■ GOAL OF THE EXERCISE
Only the lines holding the string "this" are needed; copy each of them from the data.

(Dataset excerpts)
=== Begin Enclosure ===
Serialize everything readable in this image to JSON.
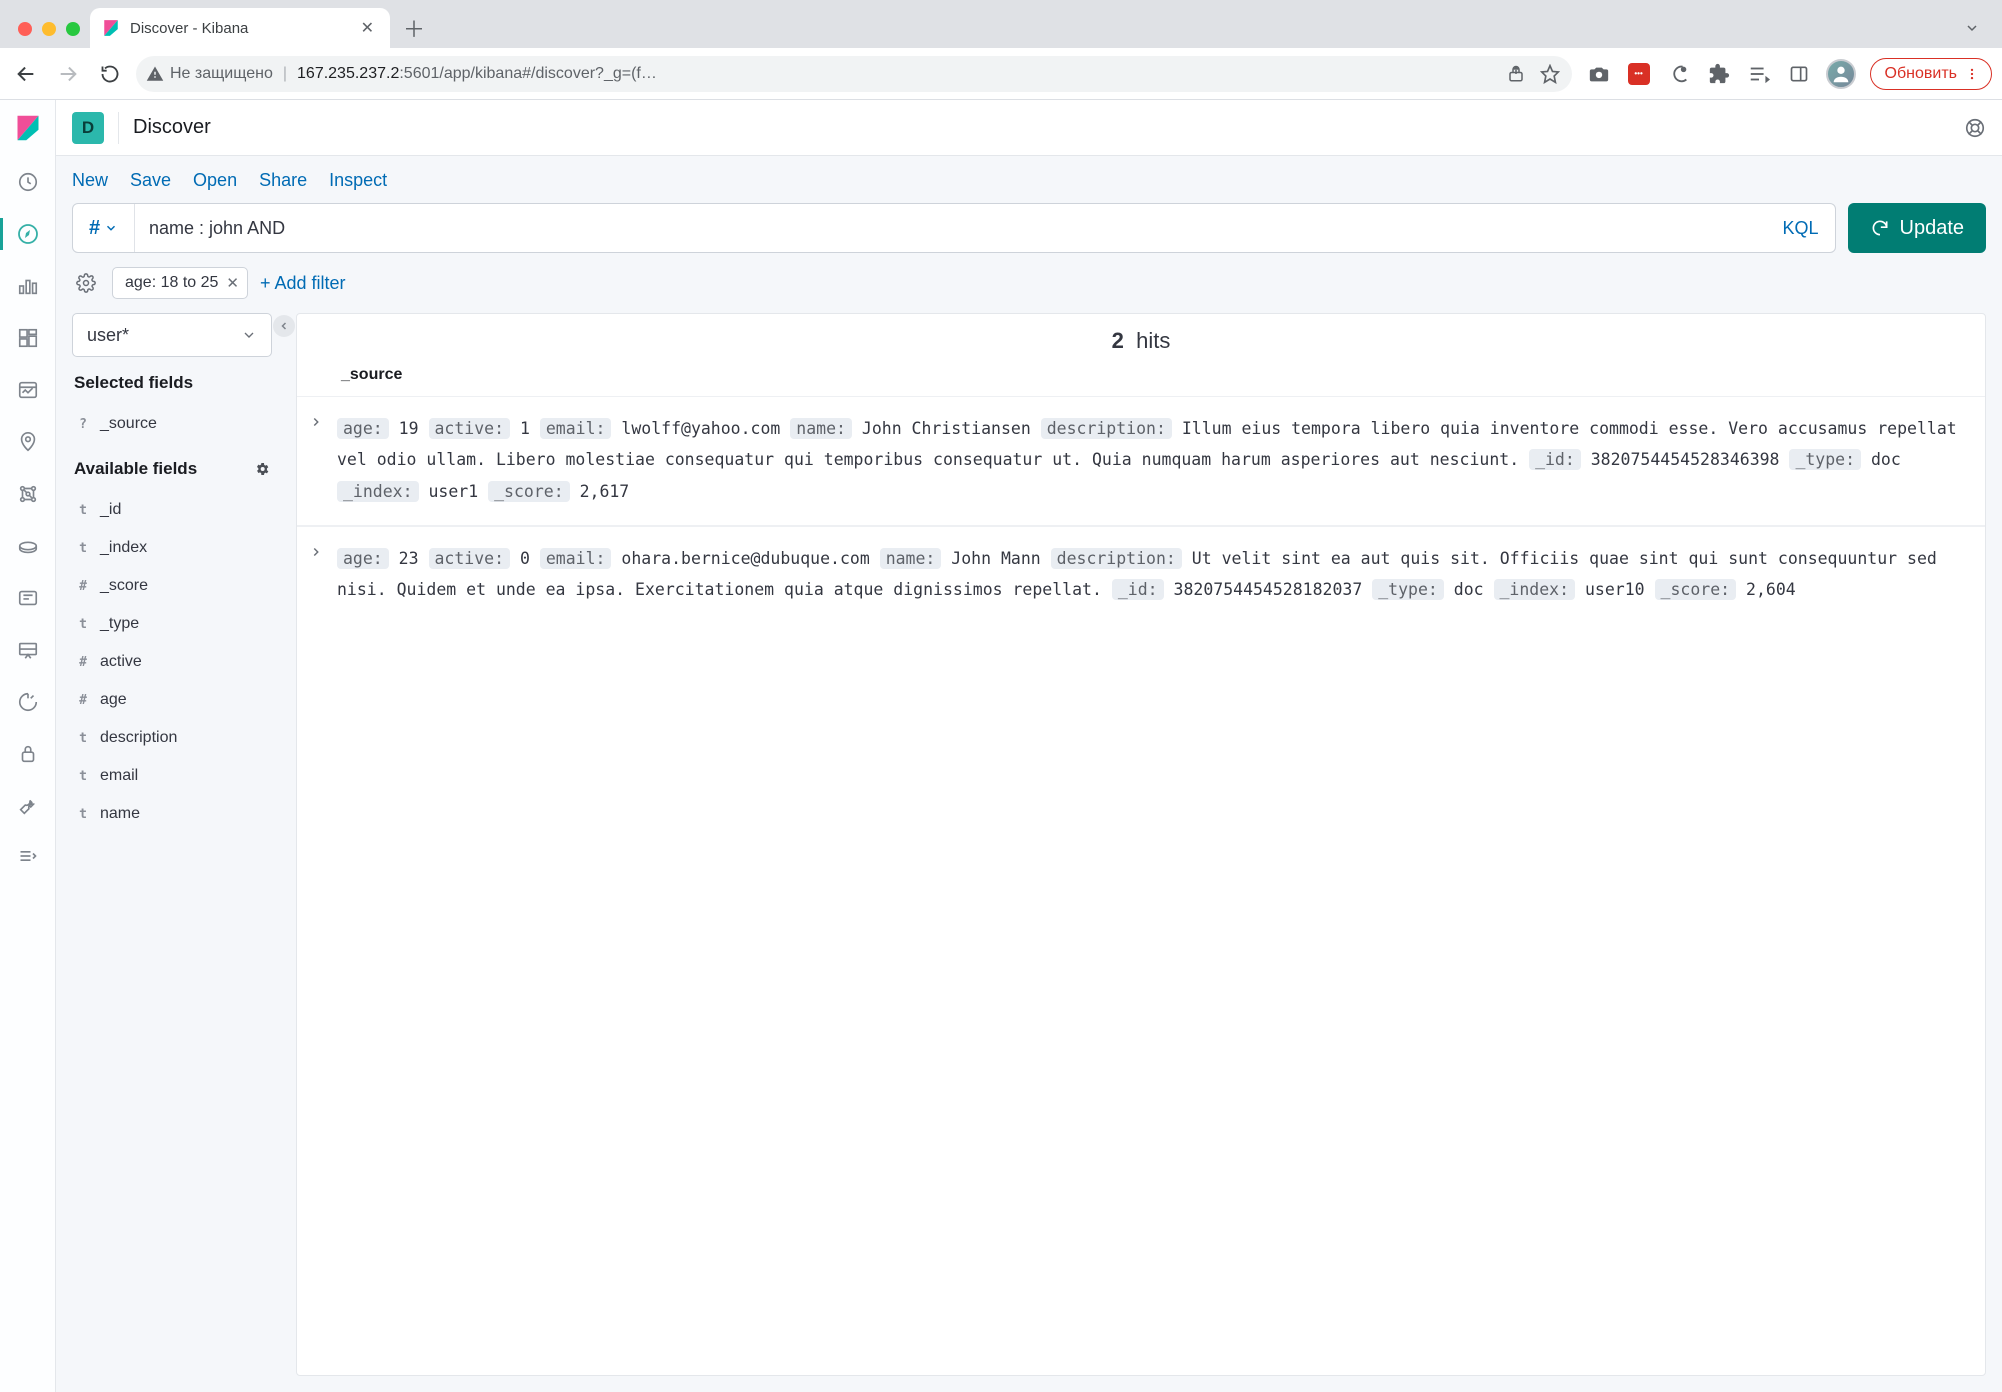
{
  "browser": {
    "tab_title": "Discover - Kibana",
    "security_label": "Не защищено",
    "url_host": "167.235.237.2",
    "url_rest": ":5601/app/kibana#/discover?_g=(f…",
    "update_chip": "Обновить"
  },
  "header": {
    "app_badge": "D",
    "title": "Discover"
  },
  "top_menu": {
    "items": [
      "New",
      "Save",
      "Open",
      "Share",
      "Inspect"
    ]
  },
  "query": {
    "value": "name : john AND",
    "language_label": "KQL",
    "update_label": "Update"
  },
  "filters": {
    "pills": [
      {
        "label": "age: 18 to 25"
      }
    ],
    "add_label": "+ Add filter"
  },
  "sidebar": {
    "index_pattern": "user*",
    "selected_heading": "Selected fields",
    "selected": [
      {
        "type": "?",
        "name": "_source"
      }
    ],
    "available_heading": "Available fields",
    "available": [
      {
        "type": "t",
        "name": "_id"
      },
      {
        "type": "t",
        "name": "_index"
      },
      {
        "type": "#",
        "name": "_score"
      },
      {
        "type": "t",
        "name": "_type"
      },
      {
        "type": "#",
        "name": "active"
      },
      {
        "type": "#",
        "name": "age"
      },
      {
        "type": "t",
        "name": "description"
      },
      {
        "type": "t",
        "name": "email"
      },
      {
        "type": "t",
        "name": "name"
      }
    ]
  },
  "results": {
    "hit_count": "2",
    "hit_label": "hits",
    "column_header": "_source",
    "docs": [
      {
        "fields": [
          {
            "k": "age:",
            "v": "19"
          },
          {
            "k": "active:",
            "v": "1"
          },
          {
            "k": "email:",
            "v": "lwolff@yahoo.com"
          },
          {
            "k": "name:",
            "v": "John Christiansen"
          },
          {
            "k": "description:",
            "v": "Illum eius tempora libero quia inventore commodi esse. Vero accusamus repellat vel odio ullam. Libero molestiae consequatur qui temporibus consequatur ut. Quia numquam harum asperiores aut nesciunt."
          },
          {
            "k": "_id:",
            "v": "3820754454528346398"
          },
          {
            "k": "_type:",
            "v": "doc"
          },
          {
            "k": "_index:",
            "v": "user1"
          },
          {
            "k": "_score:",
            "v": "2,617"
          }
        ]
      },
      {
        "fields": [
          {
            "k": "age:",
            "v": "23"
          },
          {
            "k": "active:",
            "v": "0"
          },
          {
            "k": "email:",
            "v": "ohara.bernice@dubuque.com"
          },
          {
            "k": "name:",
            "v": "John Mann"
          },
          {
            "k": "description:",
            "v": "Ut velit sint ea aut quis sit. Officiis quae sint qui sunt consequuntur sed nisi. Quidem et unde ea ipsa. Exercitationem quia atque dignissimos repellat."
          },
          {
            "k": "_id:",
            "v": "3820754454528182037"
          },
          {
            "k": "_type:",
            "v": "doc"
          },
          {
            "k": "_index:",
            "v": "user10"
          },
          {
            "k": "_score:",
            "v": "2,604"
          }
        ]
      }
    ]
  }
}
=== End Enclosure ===
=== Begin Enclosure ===
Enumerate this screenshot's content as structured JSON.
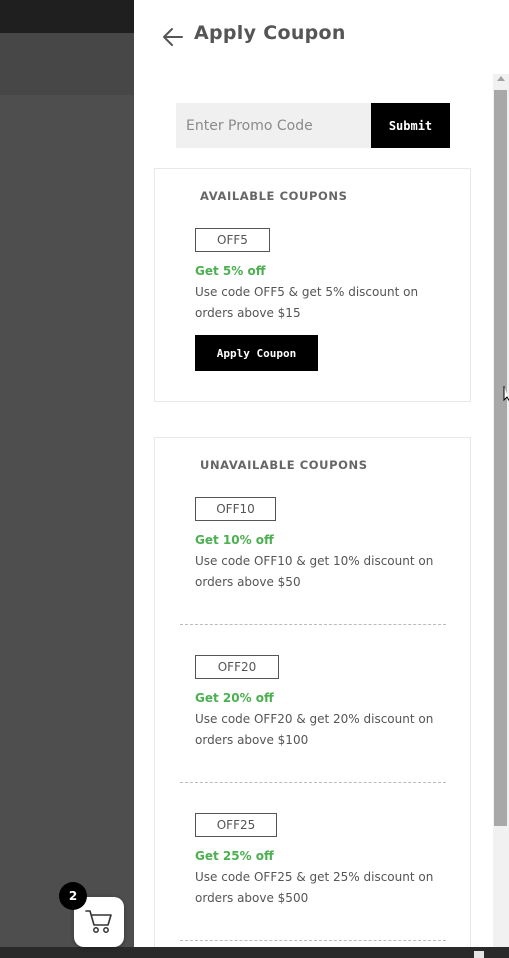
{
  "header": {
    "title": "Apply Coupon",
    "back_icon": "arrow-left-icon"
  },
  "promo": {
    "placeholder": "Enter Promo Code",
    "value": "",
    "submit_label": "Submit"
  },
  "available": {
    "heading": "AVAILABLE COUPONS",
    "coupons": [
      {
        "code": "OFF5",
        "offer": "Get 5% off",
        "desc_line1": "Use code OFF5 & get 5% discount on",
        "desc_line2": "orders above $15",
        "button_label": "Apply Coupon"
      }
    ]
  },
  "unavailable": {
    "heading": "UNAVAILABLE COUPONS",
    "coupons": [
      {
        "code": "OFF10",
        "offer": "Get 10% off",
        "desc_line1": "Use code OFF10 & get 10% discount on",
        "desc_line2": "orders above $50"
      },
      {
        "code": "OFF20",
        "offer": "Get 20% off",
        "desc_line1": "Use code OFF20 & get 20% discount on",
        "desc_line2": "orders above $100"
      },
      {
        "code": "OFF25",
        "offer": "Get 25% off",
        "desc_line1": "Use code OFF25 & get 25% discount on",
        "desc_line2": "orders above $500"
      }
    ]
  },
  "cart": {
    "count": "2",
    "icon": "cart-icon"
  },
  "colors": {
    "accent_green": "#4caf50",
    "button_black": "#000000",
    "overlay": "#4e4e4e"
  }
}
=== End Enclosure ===
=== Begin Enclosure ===
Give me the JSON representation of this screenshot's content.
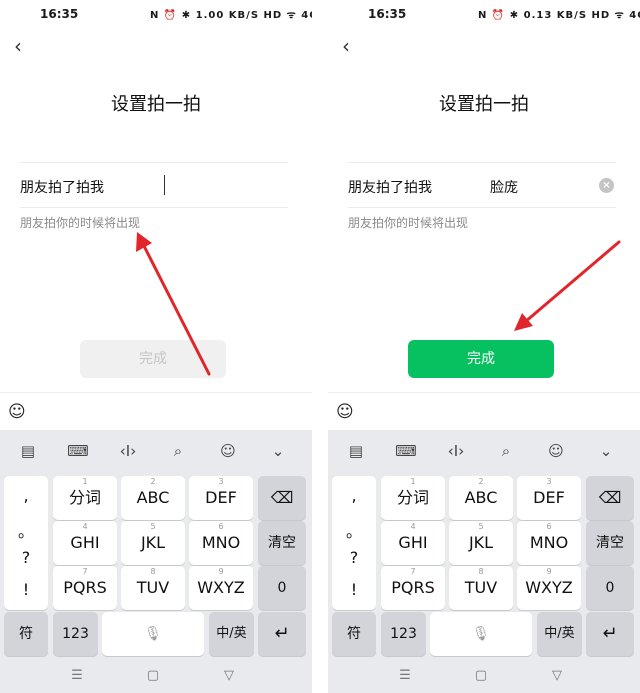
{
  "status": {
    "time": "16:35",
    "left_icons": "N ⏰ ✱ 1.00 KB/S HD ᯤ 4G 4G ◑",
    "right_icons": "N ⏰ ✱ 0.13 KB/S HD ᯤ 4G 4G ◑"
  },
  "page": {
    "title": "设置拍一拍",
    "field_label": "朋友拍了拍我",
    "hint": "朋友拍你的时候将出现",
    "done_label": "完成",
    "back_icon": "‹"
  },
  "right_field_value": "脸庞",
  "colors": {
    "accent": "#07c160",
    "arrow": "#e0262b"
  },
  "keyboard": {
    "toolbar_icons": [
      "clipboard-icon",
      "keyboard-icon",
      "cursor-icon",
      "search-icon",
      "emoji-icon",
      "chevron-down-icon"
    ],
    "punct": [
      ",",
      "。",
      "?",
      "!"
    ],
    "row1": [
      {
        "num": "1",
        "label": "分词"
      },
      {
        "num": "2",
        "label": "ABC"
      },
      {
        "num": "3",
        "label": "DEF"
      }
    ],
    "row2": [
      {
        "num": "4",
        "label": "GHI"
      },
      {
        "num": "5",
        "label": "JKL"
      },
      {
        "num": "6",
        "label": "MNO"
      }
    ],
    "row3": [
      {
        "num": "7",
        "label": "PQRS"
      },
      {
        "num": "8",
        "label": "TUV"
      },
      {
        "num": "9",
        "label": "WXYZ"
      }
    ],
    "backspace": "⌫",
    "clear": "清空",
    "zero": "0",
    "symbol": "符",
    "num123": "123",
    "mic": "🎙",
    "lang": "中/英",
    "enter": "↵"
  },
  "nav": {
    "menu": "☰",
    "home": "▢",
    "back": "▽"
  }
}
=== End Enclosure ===
■ RESPONSE BELOW
Serialize everything readable in this image to JSON.
Enumerate this screenshot's content as structured JSON.
Give me the JSON representation of this screenshot's content.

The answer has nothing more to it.